Richard Nixon … link[ed] rising crime rates to Martin Luther King’s campaign of civil disobedience. The decline of law and order “can be traced directly to the spread of the corrosive doctrine that every citizen possesses an inherent right to decide for himself which laws to obey and when to obey them.” The cure, as Nixon saw it, was not addressing criminogenic conditions, but locking up more people. “Doubling the conviction rate in this country would do far more to cure crime in America than quadrupling the funds for [the] War on Poverty,” he said in 1968.
As president, Nixon did just that: During his second term, incarceration rates began their historic rise…
As incarceration rates rose and prison terms became longer, the idea of rehabilitation was mostly abandoned in favor of incapacitation.
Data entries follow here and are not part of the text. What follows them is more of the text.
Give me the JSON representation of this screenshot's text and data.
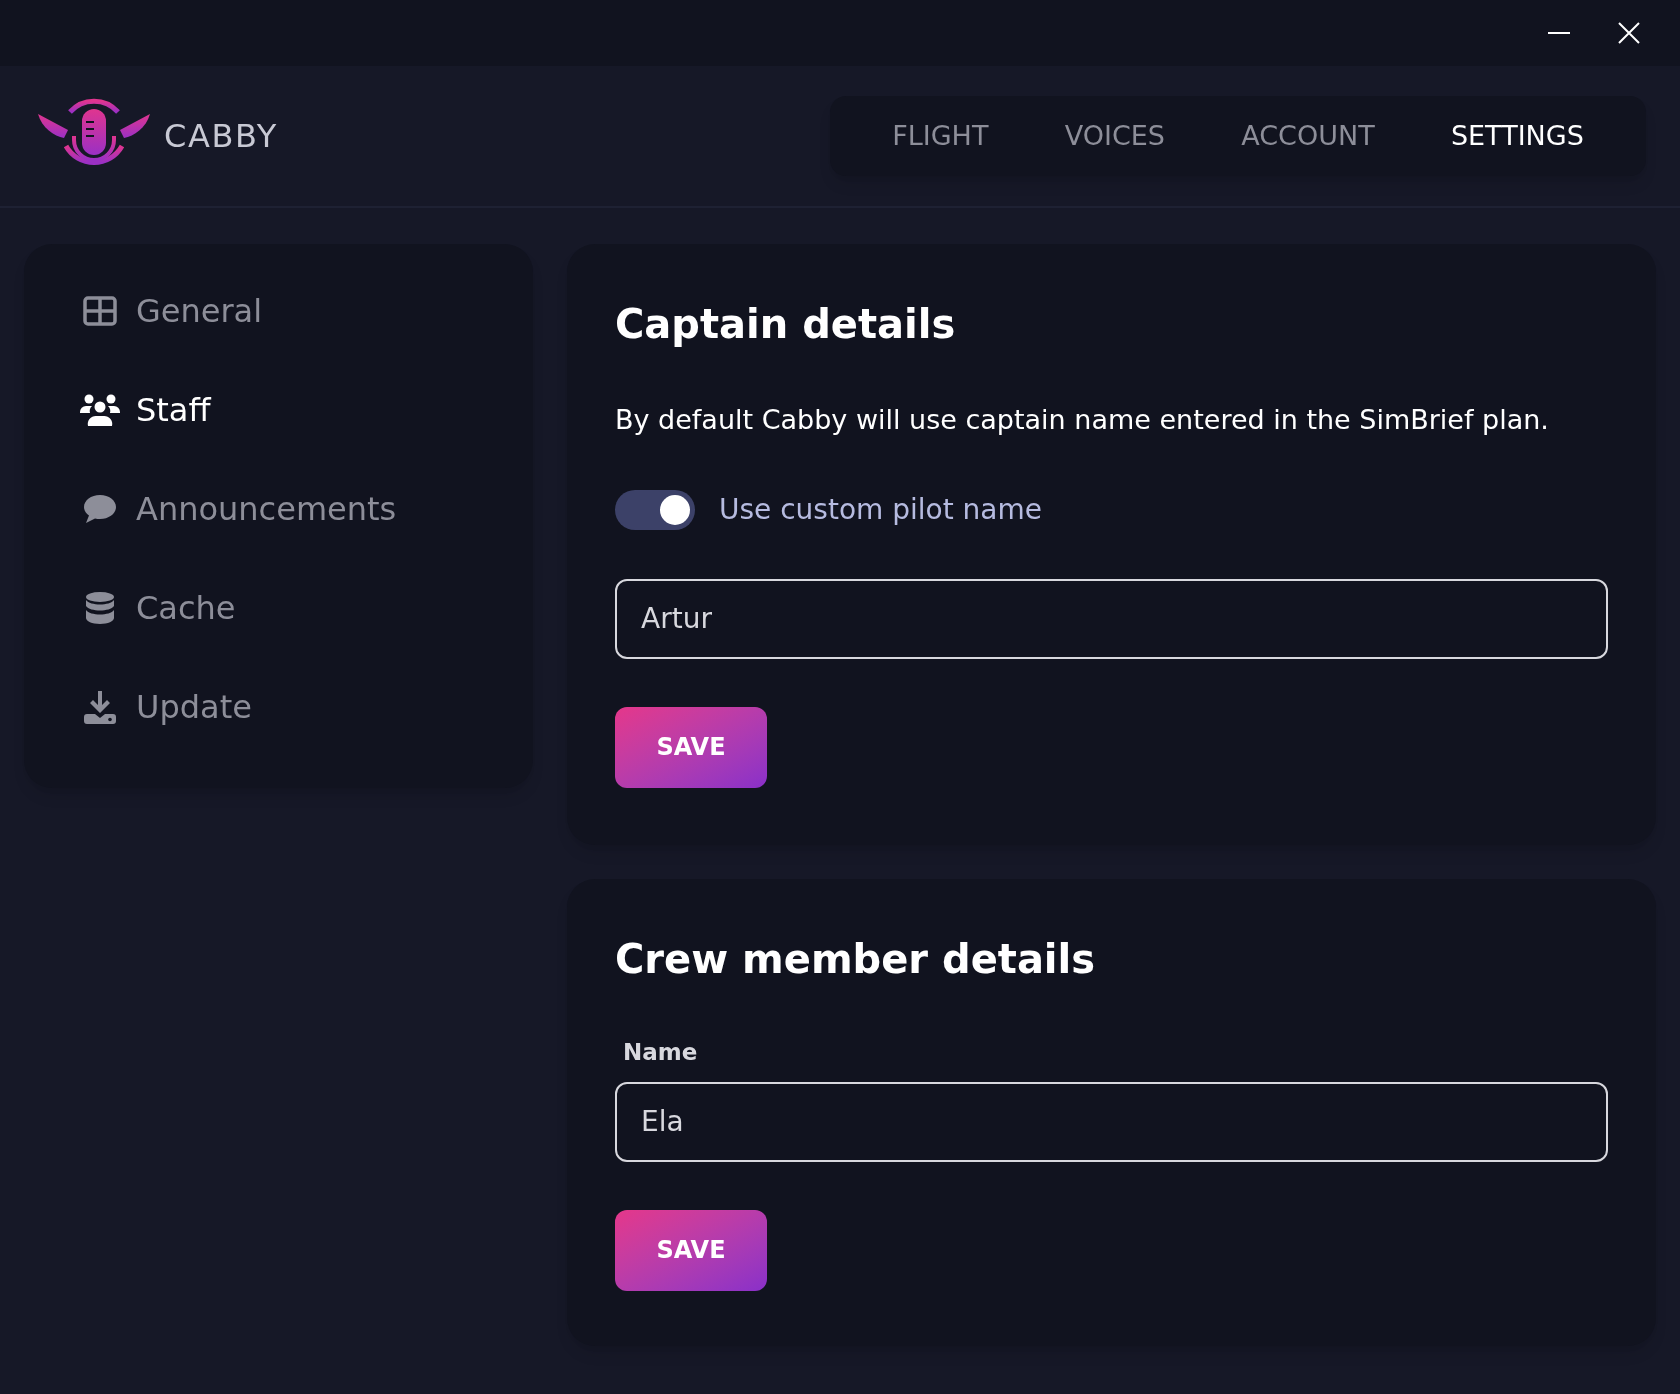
{
  "brand": {
    "name": "CABBY"
  },
  "nav": [
    {
      "label": "FLIGHT",
      "selected": false
    },
    {
      "label": "VOICES",
      "selected": false
    },
    {
      "label": "ACCOUNT",
      "selected": false
    },
    {
      "label": "SETTINGS",
      "selected": true
    }
  ],
  "sidebar": {
    "items": [
      {
        "label": "General",
        "kind": "grid",
        "selected": false
      },
      {
        "label": "Staff",
        "kind": "users",
        "selected": true
      },
      {
        "label": "Announcements",
        "kind": "chat",
        "selected": false
      },
      {
        "label": "Cache",
        "kind": "database",
        "selected": false
      },
      {
        "label": "Update",
        "kind": "download",
        "selected": false
      }
    ]
  },
  "captain": {
    "title": "Captain details",
    "description": "By default Cabby will use captain name entered in the SimBrief plan.",
    "toggle": {
      "label": "Use custom pilot name",
      "on": true
    },
    "name_value": "Artur",
    "button": "SAVE"
  },
  "crew": {
    "title": "Crew member details",
    "field_label": "Name",
    "name_value": "Ela",
    "button": "SAVE"
  }
}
Mandatory minimums—sentences that set a minimum length of punishment for the convicted—were a bipartisan achievement of the 1980s backed not just by conservatives such as Strom Thurmond but by liberals such as Ted Kennedy. Conservatives believed mandatory sentencing would prevent judges from exercising too much leniency; liberals believed it would prevent racism from infecting the bench…
The suite of drug laws adopted in the 1980s and ’90s did little to reduce crime, but a lot to normalize prison in black communities. “No single offense type has more directly contributed to contemporary racial disparities in imprisonment than drug crimes,” Devah Pager, the Harvard sociologist, has written.
Between 1983 and 1997, the number of African Americans admitted to prison for drug offenses increased more than twenty-six-fold, relative to a sevenfold increase for whites … By 2001, there were more than twice as many African Americans as whites in state prison for drug offenses…
To reiterate an important point: Surveys have concluded that blacks and whites use drugs at roughly the same rates.
Jeffrey St. Clair, Alexander Cockburn: The Clintons Do Haiti: Keep the Natives From Breeding (CounterPunch)
Peter Lee: China Not Leaving the “South China Sea” (Japan Focus)
Peter Lee: America’s South China Sea Fail (China Matters)
Peter Lee: Philippine election question marks sow panic in South China Sea (Asia Times)